Today is the 65th Anniversary of Pakistan’s Independence Day, the day in 1947 that marked Pakistan’s entry into the world as an independent nation, separate from India and the British Raj.
Growing up the holiday was marked for us with a day off from school and a festive atmosphere. While today I sit in an office building that has little clue this holiday exists, the day is forever in my memory. With the emigration of many Pakistanis the holiday has expanded world-wide as people gather in places around the globe to celebrate their country, to hope for their country.
It’s hard to know where to begin when it comes to Pakistan. Certainly it has a troubled history when it comes to leadership and, as in any place, it is crucial to separate people from politics. Pakistan is 95% Muslim with a population of over 190 million people. The literacy rate, defined as those over 15 who can read and write, is about 54 percent but drops to 40 percent when looking at women alone.
Pakistan’s median age is 22 years and 95 percent of the country is under 64 years of age. The “school life expectancy rate” (referring to the number of years the average person goes to school in the country) is 7 years.
Events like the flood in 2010, the capture of Osama Bin Laden, and frequent news alerts on and from the country can paint a bleak and depressing picture; a tattered photo of a country assaulted by everything from poverty to terrorism.
But it’s been through my personal experience, speaking to others who know Pakistan well, and through the blogging world that I feel privileged to see an image that goes beyond statistics and lets you feel more of the heart beat of this country.
The recent reunion I attended in Illinois brought together over 150 of us, connected to Pakistan in some way. Through conversations and speakers the picture painted of Pakistan was hopeful. It was a joy to be with people who love and care for Pakistan; those who know God is present and at work in the country.
In honor of the day and the country I have included a slide show “Faces of Pakistan”. As our media assaults us with stories and images that promote fear, it is ever important to remember that countries are made up of people, and people are created in the image of God.
Blogger’s note: One of my favorite bloggers from Pakistan is Zainab Khawaja, a student at NUST (National University of Sciences and Technology), a multi-campus university in Pakistan. Zainab takes her readers from Pakistan to pop culture and everything in between.
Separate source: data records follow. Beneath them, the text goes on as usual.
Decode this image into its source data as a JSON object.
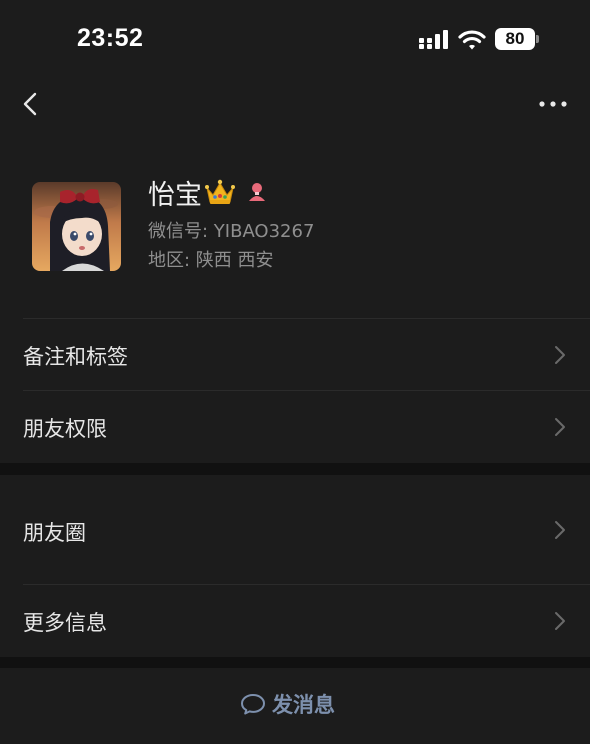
{
  "status_bar": {
    "time": "23:52",
    "battery": "80"
  },
  "nav": {
    "back_icon": "chevron-left-icon",
    "more_icon": "ellipsis-icon"
  },
  "profile": {
    "name": "怡宝",
    "wechat_id": "微信号: YIBAO3267",
    "region": "地区: 陕西 西安",
    "badge_icon": "crown-icon",
    "gender_icon": "female-gender-icon"
  },
  "menu": {
    "remarks_tags": "备注和标签",
    "friend_permissions": "朋友权限",
    "moments": "朋友圈",
    "more_info": "更多信息"
  },
  "bottom": {
    "send_message": "发消息"
  },
  "colors": {
    "background": "#1c1c1c",
    "section_gap": "#111111",
    "primary_text": "#e6e6e6",
    "secondary_text": "#8f8f8f",
    "link": "#7d90ad"
  }
}
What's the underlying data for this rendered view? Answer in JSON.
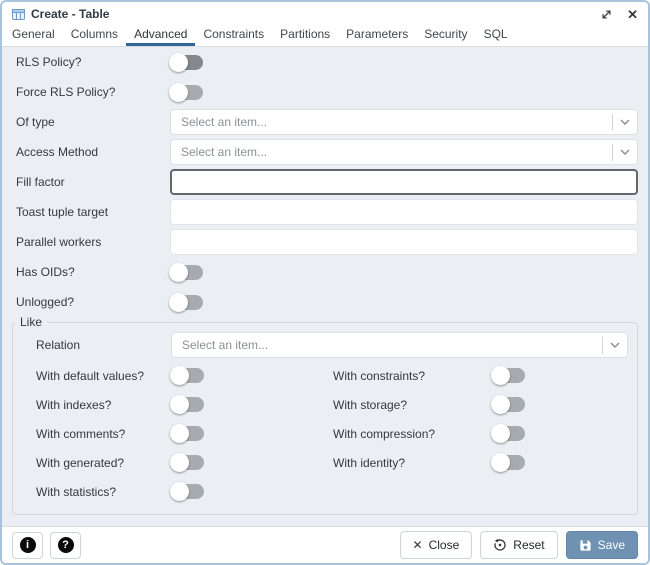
{
  "window": {
    "title": "Create - Table"
  },
  "tabs": {
    "items": [
      {
        "label": "General",
        "active": false
      },
      {
        "label": "Columns",
        "active": false
      },
      {
        "label": "Advanced",
        "active": true
      },
      {
        "label": "Constraints",
        "active": false
      },
      {
        "label": "Partitions",
        "active": false
      },
      {
        "label": "Parameters",
        "active": false
      },
      {
        "label": "Security",
        "active": false
      },
      {
        "label": "SQL",
        "active": false
      }
    ]
  },
  "form": {
    "rows": [
      {
        "id": "rls-policy",
        "type": "toggle",
        "label": "RLS Policy?",
        "on": false,
        "focused": true
      },
      {
        "id": "force-rls-policy",
        "type": "toggle",
        "label": "Force RLS Policy?",
        "on": false
      },
      {
        "id": "of-type",
        "type": "select",
        "label": "Of type",
        "placeholder": "Select an item..."
      },
      {
        "id": "access-method",
        "type": "select",
        "label": "Access Method",
        "placeholder": "Select an item..."
      },
      {
        "id": "fill-factor",
        "type": "input",
        "label": "Fill factor",
        "value": "",
        "focused": true
      },
      {
        "id": "toast-tuple-target",
        "type": "input",
        "label": "Toast tuple target",
        "value": ""
      },
      {
        "id": "parallel-workers",
        "type": "input",
        "label": "Parallel workers",
        "value": ""
      },
      {
        "id": "has-oids",
        "type": "toggle",
        "label": "Has OIDs?",
        "on": false
      },
      {
        "id": "unlogged",
        "type": "toggle",
        "label": "Unlogged?",
        "on": false
      }
    ]
  },
  "like": {
    "legend": "Like",
    "relation": {
      "id": "relation",
      "label": "Relation",
      "placeholder": "Select an item..."
    },
    "toggle_rows": [
      {
        "left": {
          "id": "with-default-values",
          "label": "With default values?",
          "on": false
        },
        "right": {
          "id": "with-constraints",
          "label": "With constraints?",
          "on": false
        }
      },
      {
        "left": {
          "id": "with-indexes",
          "label": "With indexes?",
          "on": false
        },
        "right": {
          "id": "with-storage",
          "label": "With storage?",
          "on": false
        }
      },
      {
        "left": {
          "id": "with-comments",
          "label": "With comments?",
          "on": false
        },
        "right": {
          "id": "with-compression",
          "label": "With compression?",
          "on": false
        }
      },
      {
        "left": {
          "id": "with-generated",
          "label": "With generated?",
          "on": false
        },
        "right": {
          "id": "with-identity",
          "label": "With identity?",
          "on": false
        }
      },
      {
        "left": {
          "id": "with-statistics",
          "label": "With statistics?",
          "on": false
        },
        "right": null
      }
    ]
  },
  "footer": {
    "info_glyph": "i",
    "help_glyph": "?",
    "close_label": "Close",
    "reset_label": "Reset",
    "save_label": "Save",
    "close_glyph": "✕"
  },
  "colors": {
    "accent": "#2e6793",
    "save_button": "#7092b2",
    "dialog_border": "#a9c4da",
    "content_bg": "#ebeef2",
    "toggle_track_off": "#a6abb0",
    "toggle_track_focused": "#83888d"
  }
}
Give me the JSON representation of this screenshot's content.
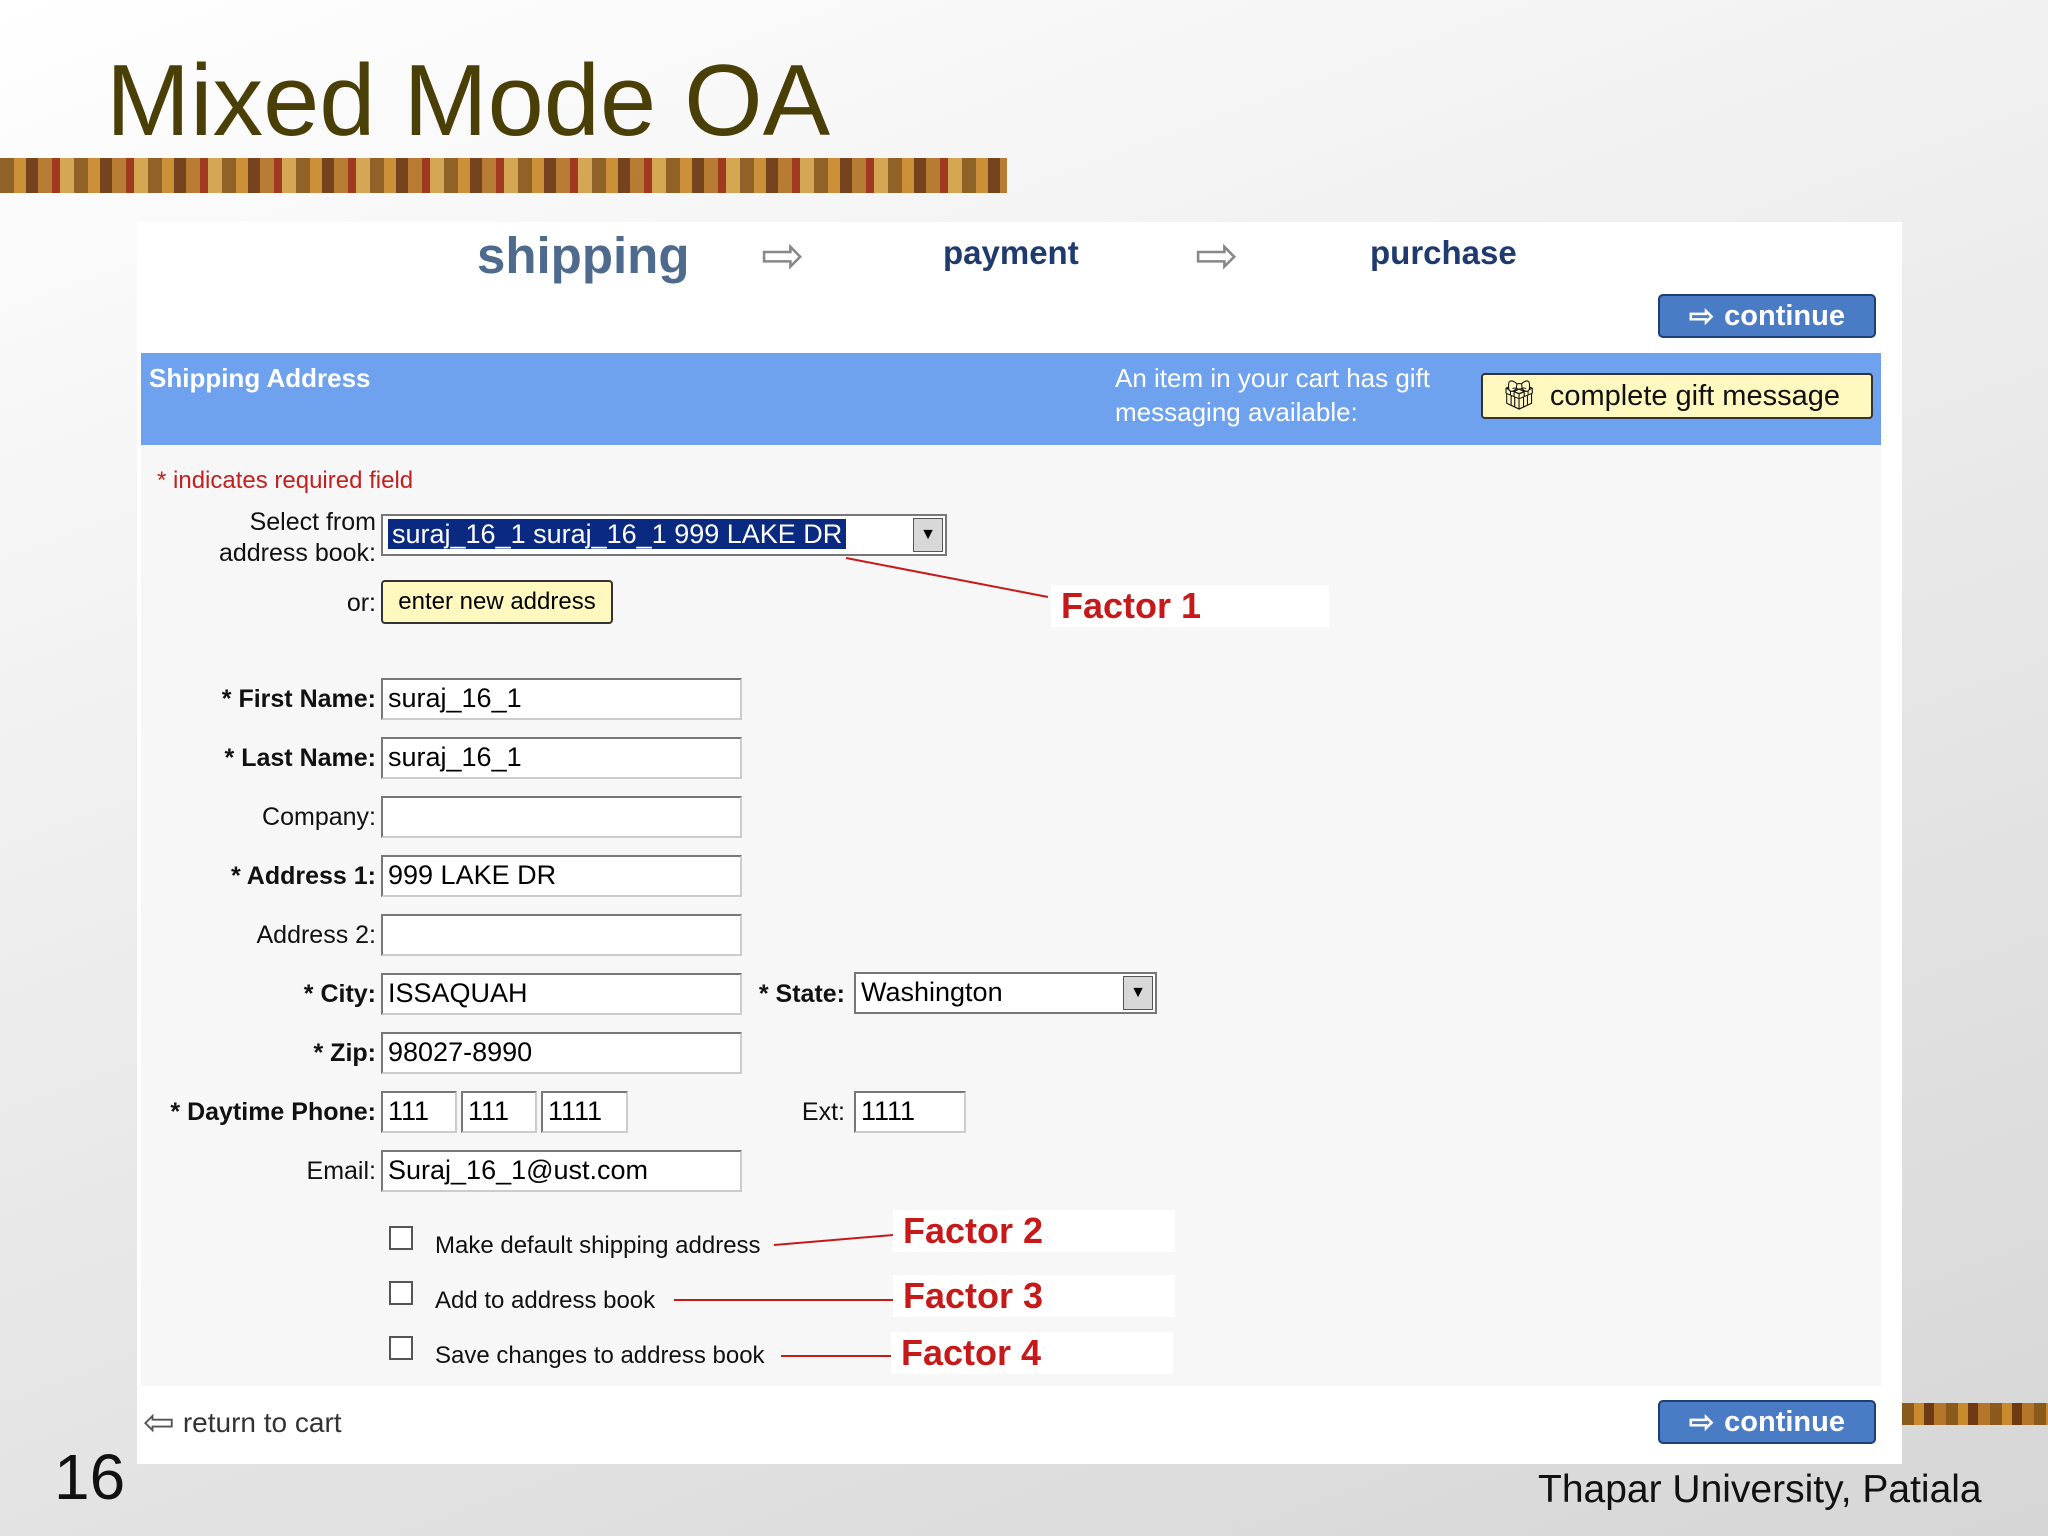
{
  "slide": {
    "title": "Mixed Mode OA",
    "number": "16",
    "footer": "Thapar University, Patiala"
  },
  "steps": {
    "current": "shipping",
    "payment": "payment",
    "purchase": "purchase",
    "arrow_icon": "arrow-right-icon"
  },
  "buttons": {
    "continue": "continue",
    "gift": "complete gift message",
    "enter_new": "enter new address",
    "return_cart": "return to cart"
  },
  "header": {
    "title": "Shipping Address",
    "note": "An item in your cart has gift messaging available:",
    "color": "#6ea1ee"
  },
  "form": {
    "required_note": "* indicates required field",
    "address_book_label": "Select from address book:",
    "address_book_value": "suraj_16_1 suraj_16_1 999 LAKE DR",
    "or_label": "or:",
    "first_name_label": "* First Name:",
    "first_name": "suraj_16_1",
    "last_name_label": "* Last Name:",
    "last_name": "suraj_16_1",
    "company_label": "Company:",
    "company": "",
    "address1_label": "* Address 1:",
    "address1": "999 LAKE DR",
    "address2_label": "Address 2:",
    "address2": "",
    "city_label": "* City:",
    "city": "ISSAQUAH",
    "state_label": "* State:",
    "state": "Washington",
    "zip_label": "* Zip:",
    "zip": "98027-8990",
    "phone_label": "* Daytime Phone:",
    "phone1": "111",
    "phone2": "111",
    "phone3": "1111",
    "ext_label": "Ext:",
    "ext": "1111",
    "email_label": "Email:",
    "email": "Suraj_16_1@ust.com",
    "cb_default": "Make default shipping address",
    "cb_add": "Add to address book",
    "cb_save": "Save changes to address book"
  },
  "annotations": {
    "factor1": "Factor 1",
    "factor2": "Factor 2",
    "factor3": "Factor 3",
    "factor4": "Factor 4",
    "color": "#c61a1a"
  }
}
Another favorite blogger, Khaula Mazhar has written some hilarious essays that can be found on both her blog and in Dawn Magazine. http://khaulamazhar.wordpress.com/. My favorite is called Immigrating Granny.